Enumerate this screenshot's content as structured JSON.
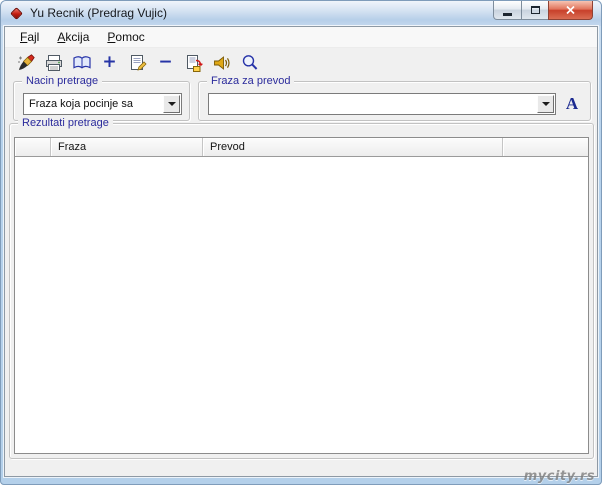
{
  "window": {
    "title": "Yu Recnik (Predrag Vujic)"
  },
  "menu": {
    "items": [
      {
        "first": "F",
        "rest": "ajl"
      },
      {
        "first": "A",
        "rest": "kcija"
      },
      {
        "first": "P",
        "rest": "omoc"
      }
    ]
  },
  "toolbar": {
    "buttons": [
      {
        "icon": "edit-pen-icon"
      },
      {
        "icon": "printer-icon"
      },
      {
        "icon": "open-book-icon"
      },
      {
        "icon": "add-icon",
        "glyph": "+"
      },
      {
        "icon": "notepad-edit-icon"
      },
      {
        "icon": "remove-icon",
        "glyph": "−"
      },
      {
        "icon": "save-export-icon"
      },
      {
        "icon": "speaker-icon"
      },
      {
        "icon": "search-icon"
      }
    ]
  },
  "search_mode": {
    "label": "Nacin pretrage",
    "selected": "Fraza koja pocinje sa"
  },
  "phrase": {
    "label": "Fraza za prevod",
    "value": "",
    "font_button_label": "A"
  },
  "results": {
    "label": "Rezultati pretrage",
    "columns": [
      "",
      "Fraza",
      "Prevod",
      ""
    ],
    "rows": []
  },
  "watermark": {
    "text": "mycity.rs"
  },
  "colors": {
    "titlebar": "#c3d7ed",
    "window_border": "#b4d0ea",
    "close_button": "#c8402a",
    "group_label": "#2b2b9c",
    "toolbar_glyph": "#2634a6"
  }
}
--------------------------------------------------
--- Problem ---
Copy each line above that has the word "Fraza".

--- Task response ---
    "selected": "Fraza koja pocinje sa"
    "label": "Fraza za prevod",
      "Fraza",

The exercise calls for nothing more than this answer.